Over the past two years we’ve spent many hours immersed in the intricacies of “5D” sound synthesis. This is about more than implementing the new MPE protocol. Anyone with a JUCE license and a rudimentary knowledge of software synth development can do that. The challenge is making 5D sounds behave smoothly, believably and above all musically. With its bank of 500 5D presets, Cypher2 is the most advanced software synthesizer for MPE-enabled sound design. We’re especially proud of this, given that its predecessor Cypher started life during the earliest glimmerings of the MPE era.

Synth designers, like the makers of any creative tool, can never anticipate all the ways that people use the instruments they create. Much as we know that their purpose is to allow expression and creativity, people will find things in them that you didn’t know were there. Roger Linn and Kikumoto-san (principal inventor of the TR-808 boxes) never imagined their creations becoming the foundations of hip hop or acid house. Dave Smith couldn’t have foreseen in 1983 that MIDI would find a home in multiple billions of devices. On the Cypher2 project I’ve stayed on the coding side and left the sound design to others of Himalayan capabilities like Rafael. They’ve created presets from this synth engine that I would never have imagined.

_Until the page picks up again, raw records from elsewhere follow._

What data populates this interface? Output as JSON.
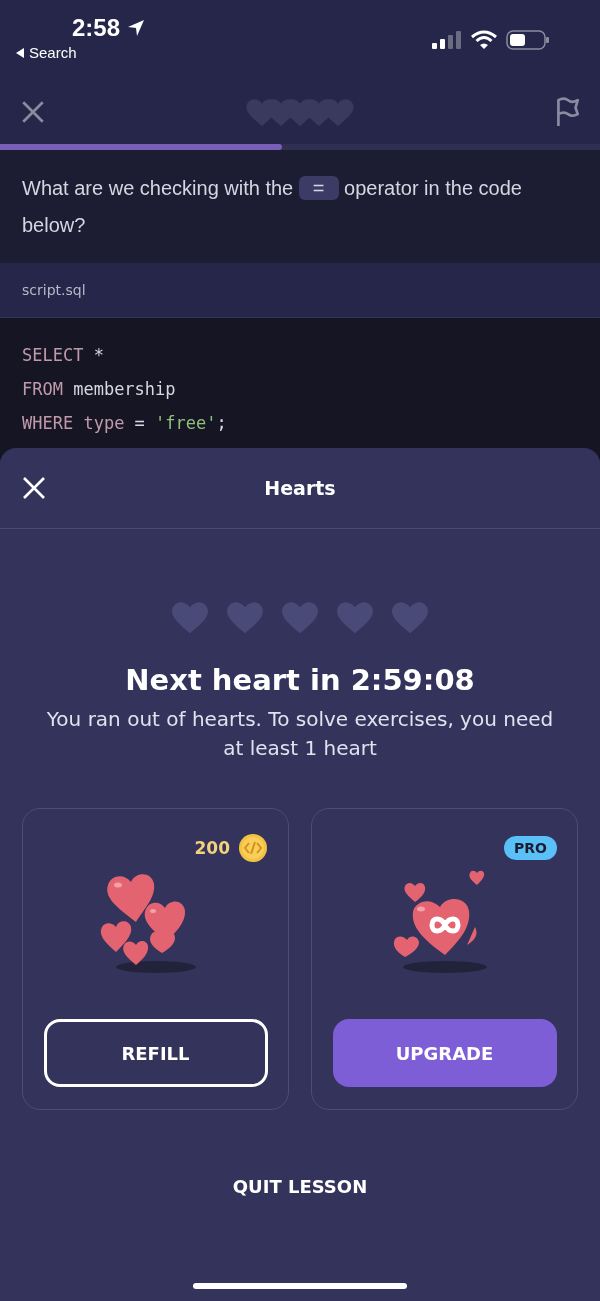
{
  "status_bar": {
    "time": "2:58",
    "back_label": "Search"
  },
  "top_bar": {
    "hearts": [
      {
        "filled": false
      },
      {
        "filled": false
      },
      {
        "filled": false
      },
      {
        "filled": false
      },
      {
        "filled": false
      }
    ],
    "progress": {
      "level": 0.47
    }
  },
  "question": [
    {
      "kind": "text",
      "text": "What are we checking with the"
    },
    {
      "kind": "code",
      "text": "="
    },
    {
      "kind": "text",
      "text": "operator in the code below?"
    }
  ],
  "file_tab": "script.sql",
  "code_lines": [
    [
      {
        "kind": "keyword",
        "text": "SELECT"
      },
      {
        "kind": "plain",
        "text": " *"
      }
    ],
    [
      {
        "kind": "keyword",
        "text": "FROM"
      },
      {
        "kind": "plain",
        "text": " membership"
      }
    ],
    [
      {
        "kind": "keyword",
        "text": "WHERE"
      },
      {
        "kind": "keyword",
        "text": " type"
      },
      {
        "kind": "plain",
        "text": " = "
      },
      {
        "kind": "string",
        "text": "'free'"
      },
      {
        "kind": "plain",
        "text": ";"
      }
    ]
  ],
  "sheet": {
    "title": "Hearts",
    "hearts": [
      {
        "filled": false
      },
      {
        "filled": false
      },
      {
        "filled": false
      },
      {
        "filled": false
      },
      {
        "filled": false
      }
    ],
    "heading": "Next heart in 2:59:08",
    "message": "You ran out of hearts. To solve exercises, you need at least 1 heart",
    "options": [
      {
        "kind": "refill",
        "price": "200",
        "button": "REFILL"
      },
      {
        "kind": "upgrade",
        "badge": "PRO",
        "button": "UPGRADE"
      }
    ],
    "quit_label": "QUIT LESSON"
  }
}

“Preset,” however, is not really the right word for these MPE-enabled sounds. Like Kontakt scripts, they're not far off being software programs in their own right. This creates a whole additional layer of emergent behaviour. Just as I can’t anticipate what the sound designer will create with the synth engine, there’s no way of knowing what music will emerge when people start exploring these newly dimensional sounds. I expect the results will be very powerful, especially when people explore the sounds on an MPE controller like the Seaboard Block.

There are 1300 presets in Cypher2: 800 “2D” designed for conventional MIDI controllers (each with three additional degrees of freedom thanks to carefully mapped macro controls), and 500 5D designed for expressive controllers. Start exploring them yourself!

Angus Hewlett is VP of Engineering, Research, and Technology at ROLI. He is founder and former CEO of FXpansion.

What's new with Cypher2

Cypher2 took years to create because literally every part of the Cypher engine has been overhauled to make it more powerful than before. Updates include:

  • A far more intuitive TransMod with three times as many Mod Slots, dozens of new sources and all manner of real-time monitoring to help you navigate the system.
  • A fully scalable vector-based GUI with color themes for every taste and lighting environment.
  • The same circuit modelled filters, plus four brand new models.
  • The powerful FX engine from Strobe2 — with a few new twists
  • The most capable sequencer / arpeggiator we've ever shipped.
  • Switchable tri / sin core oscillators with additional audio-rate modulation paths for more complex, dynamic timbres.
  • New polyphonic distortion and waveshaping modules including wavefolders, all modulatable in real time.
  • Spline Curves, Maths Modules, X/Y, slew generators, keyzones and a raft of Euro-inspired modulation tweaks.
  • LFOs with multiple phase outputs and sub-oscillators, envelopes with four simultaneous curves and dual looping ramps.
  • A poly audio routing subsystem that lets you apply different FX mixes to different oscillators, different parts of the keyboard, different bits of the frequency spectrum or even the attack and release phase of the same sound.
  • Assignable, flexible MPE controllers to enable full expressive playing from ROLI Seaboards, BLOCKs and MPE-compatible instruments from other vendors.

Download Cypher2 and learn more on FXpansion.com.